Noorya is 22 years old. She is literate and unmarried. In 1992, during serious fighting in Kabul, she left for Pakistan with her parents, grandparents and 14 siblings.

Delary is 35 years old. She is illiterate and has been married for 24 years. She has nine children between the ages of one and twenty years. She was not as lucky as Noorya. Her family was financially incapable of leaving Kabul during the years of fighting. She, her husband and children had no choice but to remain.

"We stayed through everything, unlike this one here," she says with a good-humored laugh at her friend Noorya. "It was terrible. My husband and I sometimes found work, but not always. He worked as a laborer and, for awhile, I was finding jobs painting designs on trucks and bicycles."
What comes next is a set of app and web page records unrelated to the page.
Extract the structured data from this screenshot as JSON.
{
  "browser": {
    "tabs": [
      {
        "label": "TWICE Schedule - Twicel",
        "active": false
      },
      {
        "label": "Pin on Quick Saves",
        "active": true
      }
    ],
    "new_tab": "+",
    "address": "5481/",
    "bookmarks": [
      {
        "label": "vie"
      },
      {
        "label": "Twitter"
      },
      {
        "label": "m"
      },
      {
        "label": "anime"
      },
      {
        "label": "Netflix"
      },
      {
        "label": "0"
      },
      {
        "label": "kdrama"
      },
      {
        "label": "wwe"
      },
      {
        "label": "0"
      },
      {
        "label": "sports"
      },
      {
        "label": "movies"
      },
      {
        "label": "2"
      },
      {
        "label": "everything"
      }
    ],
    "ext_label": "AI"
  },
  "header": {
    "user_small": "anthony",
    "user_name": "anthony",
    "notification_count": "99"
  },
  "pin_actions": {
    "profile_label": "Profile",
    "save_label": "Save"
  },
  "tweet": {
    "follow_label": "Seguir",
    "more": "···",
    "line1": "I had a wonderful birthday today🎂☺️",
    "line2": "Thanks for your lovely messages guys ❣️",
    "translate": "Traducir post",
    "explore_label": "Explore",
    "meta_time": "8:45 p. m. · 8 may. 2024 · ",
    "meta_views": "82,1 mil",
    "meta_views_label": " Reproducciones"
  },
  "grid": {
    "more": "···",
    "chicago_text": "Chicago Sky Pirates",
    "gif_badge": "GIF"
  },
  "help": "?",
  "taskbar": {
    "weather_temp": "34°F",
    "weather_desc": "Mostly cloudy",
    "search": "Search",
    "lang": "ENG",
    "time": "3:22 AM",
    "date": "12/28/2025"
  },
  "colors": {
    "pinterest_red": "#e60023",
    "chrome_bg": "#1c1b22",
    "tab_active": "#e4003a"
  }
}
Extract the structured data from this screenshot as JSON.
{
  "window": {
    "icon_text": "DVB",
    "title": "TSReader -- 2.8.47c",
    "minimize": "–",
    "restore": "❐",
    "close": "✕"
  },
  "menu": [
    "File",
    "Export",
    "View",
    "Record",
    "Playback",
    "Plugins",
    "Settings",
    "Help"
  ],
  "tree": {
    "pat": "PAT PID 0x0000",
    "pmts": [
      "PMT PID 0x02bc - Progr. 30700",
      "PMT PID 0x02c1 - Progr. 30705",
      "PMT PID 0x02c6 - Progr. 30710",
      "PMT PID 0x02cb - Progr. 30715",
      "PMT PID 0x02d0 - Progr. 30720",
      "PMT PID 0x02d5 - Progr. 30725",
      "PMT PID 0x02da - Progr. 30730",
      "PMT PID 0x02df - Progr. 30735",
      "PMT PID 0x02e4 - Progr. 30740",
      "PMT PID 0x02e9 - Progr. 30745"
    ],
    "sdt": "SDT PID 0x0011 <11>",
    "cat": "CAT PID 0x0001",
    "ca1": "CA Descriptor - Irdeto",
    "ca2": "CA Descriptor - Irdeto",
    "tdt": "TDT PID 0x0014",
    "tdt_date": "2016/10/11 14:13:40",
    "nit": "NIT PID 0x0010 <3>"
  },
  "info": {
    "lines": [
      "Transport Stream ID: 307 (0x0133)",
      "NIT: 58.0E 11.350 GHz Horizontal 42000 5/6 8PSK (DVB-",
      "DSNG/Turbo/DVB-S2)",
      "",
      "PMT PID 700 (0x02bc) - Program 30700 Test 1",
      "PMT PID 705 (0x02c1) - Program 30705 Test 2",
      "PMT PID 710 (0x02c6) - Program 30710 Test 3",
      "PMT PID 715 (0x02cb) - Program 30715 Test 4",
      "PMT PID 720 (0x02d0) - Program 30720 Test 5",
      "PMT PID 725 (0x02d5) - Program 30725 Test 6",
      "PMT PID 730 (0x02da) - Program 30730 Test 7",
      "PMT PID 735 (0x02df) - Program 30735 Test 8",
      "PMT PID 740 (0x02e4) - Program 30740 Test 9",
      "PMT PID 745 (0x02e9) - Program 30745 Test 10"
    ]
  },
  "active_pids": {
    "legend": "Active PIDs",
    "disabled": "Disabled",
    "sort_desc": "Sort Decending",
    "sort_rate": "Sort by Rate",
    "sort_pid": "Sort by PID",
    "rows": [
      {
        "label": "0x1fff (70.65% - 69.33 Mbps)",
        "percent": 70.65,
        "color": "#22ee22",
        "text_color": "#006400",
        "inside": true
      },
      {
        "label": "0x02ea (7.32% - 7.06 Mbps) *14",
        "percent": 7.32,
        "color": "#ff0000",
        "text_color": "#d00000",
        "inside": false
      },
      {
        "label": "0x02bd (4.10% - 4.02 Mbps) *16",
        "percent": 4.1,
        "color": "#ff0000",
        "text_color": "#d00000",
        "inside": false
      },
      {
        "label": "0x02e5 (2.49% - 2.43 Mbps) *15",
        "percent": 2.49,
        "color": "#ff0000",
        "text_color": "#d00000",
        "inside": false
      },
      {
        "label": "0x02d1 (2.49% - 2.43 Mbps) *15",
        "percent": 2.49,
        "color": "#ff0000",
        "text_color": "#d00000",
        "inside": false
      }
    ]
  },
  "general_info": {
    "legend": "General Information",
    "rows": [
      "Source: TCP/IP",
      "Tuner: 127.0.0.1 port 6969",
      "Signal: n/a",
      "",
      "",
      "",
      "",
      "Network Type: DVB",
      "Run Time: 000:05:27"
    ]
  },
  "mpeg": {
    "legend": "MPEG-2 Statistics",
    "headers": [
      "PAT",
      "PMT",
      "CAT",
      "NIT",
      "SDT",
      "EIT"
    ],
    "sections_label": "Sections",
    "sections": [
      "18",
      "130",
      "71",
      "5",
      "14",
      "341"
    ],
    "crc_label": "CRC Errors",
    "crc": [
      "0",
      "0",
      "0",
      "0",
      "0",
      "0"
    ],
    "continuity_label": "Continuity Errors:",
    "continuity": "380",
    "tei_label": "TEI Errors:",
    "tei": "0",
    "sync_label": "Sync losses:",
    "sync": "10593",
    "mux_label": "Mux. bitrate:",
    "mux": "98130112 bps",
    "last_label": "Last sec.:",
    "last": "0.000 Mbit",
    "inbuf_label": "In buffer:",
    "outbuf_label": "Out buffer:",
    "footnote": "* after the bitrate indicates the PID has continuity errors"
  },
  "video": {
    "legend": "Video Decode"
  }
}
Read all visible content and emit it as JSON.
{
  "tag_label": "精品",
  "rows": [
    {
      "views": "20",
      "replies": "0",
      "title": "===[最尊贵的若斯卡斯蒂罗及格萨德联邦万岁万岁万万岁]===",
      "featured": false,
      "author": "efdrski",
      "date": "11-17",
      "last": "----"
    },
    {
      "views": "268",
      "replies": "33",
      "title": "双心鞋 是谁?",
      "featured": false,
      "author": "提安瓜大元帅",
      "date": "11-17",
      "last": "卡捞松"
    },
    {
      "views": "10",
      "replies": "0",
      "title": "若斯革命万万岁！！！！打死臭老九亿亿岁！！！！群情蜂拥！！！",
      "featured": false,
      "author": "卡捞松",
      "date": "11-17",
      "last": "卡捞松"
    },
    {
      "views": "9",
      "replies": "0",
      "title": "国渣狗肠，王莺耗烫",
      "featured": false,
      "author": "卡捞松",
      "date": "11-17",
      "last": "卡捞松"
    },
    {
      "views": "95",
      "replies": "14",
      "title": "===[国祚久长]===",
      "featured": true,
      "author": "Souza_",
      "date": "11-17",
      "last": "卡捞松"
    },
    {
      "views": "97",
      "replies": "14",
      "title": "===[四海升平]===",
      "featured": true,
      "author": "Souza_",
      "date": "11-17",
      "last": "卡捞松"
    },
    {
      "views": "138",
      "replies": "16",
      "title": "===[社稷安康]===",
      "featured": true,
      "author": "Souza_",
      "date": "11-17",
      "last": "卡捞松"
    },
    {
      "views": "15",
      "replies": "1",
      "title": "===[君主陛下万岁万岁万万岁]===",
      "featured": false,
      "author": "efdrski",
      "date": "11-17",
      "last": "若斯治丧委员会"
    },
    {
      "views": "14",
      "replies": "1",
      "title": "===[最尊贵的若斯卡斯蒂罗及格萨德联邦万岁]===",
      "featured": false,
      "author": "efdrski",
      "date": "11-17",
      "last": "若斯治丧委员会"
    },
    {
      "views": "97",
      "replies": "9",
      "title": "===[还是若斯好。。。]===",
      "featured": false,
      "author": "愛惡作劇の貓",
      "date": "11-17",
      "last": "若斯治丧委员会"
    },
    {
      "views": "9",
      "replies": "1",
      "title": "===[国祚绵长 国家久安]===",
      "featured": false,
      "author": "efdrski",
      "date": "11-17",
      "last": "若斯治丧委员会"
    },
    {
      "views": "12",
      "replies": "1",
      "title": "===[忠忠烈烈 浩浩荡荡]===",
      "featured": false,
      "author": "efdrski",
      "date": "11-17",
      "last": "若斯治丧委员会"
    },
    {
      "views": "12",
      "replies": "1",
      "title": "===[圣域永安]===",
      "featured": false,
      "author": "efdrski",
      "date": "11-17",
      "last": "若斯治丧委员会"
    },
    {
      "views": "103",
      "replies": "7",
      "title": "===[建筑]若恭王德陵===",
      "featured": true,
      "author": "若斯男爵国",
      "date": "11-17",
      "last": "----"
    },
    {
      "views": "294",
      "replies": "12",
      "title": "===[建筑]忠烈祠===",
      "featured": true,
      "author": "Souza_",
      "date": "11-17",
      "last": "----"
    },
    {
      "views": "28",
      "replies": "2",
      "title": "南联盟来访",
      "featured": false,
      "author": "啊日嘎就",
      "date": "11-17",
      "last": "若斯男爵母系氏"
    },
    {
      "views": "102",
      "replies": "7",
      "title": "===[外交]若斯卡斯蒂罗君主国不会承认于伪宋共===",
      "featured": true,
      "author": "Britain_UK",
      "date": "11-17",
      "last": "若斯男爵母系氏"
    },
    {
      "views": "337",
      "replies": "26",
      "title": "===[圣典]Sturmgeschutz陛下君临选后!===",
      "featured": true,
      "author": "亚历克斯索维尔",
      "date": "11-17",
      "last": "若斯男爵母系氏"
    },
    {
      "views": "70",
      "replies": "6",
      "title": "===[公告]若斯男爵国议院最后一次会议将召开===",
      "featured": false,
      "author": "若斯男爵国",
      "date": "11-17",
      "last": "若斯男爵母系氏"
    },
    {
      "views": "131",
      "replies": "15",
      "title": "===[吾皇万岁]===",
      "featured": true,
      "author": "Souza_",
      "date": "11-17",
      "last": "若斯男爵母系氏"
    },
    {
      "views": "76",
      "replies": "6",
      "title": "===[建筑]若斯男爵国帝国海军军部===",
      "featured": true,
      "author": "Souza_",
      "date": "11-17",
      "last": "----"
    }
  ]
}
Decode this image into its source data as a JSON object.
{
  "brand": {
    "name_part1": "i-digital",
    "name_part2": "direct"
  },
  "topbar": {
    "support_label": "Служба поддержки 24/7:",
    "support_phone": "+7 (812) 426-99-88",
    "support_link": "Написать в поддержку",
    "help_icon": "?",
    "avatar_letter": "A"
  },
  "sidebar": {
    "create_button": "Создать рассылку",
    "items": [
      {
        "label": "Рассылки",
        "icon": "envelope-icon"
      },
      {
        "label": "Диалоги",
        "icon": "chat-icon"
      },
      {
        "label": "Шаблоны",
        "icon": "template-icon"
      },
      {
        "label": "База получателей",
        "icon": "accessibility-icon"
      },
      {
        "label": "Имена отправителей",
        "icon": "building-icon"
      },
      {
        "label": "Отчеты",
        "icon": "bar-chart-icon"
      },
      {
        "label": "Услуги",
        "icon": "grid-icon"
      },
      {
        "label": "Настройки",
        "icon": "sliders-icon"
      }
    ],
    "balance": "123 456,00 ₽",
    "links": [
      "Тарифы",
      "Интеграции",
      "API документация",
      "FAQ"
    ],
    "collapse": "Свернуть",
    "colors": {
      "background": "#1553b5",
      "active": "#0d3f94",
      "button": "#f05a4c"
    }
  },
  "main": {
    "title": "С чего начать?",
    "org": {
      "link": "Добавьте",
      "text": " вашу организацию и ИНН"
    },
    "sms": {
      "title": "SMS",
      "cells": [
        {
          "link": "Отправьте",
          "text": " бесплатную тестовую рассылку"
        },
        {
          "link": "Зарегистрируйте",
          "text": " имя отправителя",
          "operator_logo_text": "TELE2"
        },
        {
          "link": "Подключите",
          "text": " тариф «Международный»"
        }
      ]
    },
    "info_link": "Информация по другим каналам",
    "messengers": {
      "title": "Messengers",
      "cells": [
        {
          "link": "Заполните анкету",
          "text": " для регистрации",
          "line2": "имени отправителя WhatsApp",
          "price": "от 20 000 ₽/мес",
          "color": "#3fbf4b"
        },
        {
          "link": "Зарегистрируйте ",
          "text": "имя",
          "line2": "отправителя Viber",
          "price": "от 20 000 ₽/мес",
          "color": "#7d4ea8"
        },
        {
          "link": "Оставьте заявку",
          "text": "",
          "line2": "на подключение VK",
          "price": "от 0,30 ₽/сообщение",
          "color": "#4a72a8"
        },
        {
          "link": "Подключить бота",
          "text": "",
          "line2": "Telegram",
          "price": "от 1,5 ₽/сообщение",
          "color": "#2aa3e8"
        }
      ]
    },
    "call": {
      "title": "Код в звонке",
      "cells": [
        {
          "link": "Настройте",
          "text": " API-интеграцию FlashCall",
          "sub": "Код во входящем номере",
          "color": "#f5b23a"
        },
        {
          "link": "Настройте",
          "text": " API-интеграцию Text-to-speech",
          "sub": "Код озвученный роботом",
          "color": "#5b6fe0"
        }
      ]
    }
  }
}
In Pakistan, Noorya worked for a private company producing gabions. Gabions are wire cages, which are later filled with stones and used to line and stabilize waterways.

A year ago, Noorya's family moved back to Kabul. Twenty-five people live in the six-room house owned by her family. Her father and brother found work as laborers. She found work with Mercy Corps producing gabions. "With the three of us working, we do OK. If any one of us loses our job then the difficulties begin."

The salary that Delary earns producing gabions for Mercy Corps goes to pay for food and household things. Her husband's salary pays the house rent. "Life is not perfect but we are able to eat and keep a roof over our heads, which is good."

Mercy Corps has trained 250 women to make gabions. They are used for canal rehabilitation projects. Thousands of people with no other means of income are hired to work on these and other labor-intensive projects in Kabul and other parts of Afghanistan.

"Besides the economic benefits, I think it is good that women in Afghanistan are making things which assist in the development of the country after war. Both men and women are needed for this task," Noorya says.

In Afghanistan, virtually everyone has lost family, land and their livelihoods as a result of war. "The situation got very serious and most of this area is still rubble on account of those years," Noorya comments. Perhaps one of the most severe effects of civil war, though, is the destruction of trust.

As Noorya runs off to collect her payment, she says, "People by themselves can't meet all the needs of their families or country but if both men and women work together we have a chance to improve and have peace."